The February 10, 2010 EE Times article 'IBM increases low-cost solar cell efficiency' states, 'Thin-film solar cells hold the promise of a cheap, renewable energy source that could make fossil fuels obsolete, but thus far the cells' reliance on rare elements and expensive vacuum deposition manufacturing has impeded their progress.'
Thus, the problem so far has been with the materials used'”indium (chemical symbol In) and tellurium (Te) are expensive elements'”and the process used'”a vacuum deposition manufacturing method that is expensive to perform.
Chalcogenides are used to make thin-film solar cells.
They are combinations of either (1) the elements copper, indium, gallium, and selenium (CIGS, general chemical formula CuInxGa(1-x)Se2, with the value of x depending on the relative amount of indium and gallum used) or (2) cadmium telluride (CdTe).
And, Indium and telluride are expensive elements because of their rarity on Earth, along with them being used in other applications.
However, IBM Research has come up with a solution to the problem of making inexpensive thin-film solar cells.
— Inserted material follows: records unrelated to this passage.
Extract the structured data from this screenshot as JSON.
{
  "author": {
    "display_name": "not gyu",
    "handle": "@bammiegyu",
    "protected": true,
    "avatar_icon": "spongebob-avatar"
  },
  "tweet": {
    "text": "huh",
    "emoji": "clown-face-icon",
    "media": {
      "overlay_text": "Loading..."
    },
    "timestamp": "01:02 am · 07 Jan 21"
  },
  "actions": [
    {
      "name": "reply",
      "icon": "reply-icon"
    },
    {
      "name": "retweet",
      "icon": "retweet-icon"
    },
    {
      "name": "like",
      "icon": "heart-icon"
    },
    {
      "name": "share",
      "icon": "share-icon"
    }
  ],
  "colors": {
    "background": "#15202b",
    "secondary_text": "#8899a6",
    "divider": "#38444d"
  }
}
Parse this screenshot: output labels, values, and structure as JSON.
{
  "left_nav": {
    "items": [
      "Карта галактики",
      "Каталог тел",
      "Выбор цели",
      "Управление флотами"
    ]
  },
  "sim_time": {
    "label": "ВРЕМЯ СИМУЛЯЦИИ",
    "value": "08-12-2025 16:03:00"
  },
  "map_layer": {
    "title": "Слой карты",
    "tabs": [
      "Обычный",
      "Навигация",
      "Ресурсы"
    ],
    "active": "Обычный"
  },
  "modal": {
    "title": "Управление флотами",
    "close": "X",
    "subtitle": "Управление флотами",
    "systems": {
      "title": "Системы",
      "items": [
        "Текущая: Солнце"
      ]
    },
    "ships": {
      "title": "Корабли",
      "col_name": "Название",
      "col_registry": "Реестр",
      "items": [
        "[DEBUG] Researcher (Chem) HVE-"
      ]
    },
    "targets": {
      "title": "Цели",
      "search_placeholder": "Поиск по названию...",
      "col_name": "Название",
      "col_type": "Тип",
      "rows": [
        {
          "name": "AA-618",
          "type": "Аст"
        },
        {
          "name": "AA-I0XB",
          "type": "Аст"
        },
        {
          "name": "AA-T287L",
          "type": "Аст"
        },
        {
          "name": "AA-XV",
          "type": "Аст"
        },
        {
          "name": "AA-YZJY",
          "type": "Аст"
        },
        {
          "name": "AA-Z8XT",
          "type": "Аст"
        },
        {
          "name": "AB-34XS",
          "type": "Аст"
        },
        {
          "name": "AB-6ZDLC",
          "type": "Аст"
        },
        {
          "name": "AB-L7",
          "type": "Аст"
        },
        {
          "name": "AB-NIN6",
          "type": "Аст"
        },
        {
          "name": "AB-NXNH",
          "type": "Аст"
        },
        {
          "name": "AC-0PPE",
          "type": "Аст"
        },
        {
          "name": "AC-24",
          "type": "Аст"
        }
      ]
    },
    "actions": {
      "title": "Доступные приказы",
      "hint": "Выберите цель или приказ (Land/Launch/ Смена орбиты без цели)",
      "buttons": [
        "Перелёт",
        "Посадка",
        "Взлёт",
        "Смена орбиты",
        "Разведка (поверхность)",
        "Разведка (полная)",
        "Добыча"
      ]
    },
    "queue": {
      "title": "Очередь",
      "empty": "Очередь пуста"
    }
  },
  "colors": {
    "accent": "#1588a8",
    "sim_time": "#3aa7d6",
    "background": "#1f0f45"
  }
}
Read page two for more on their exciting advance in solar cell technology.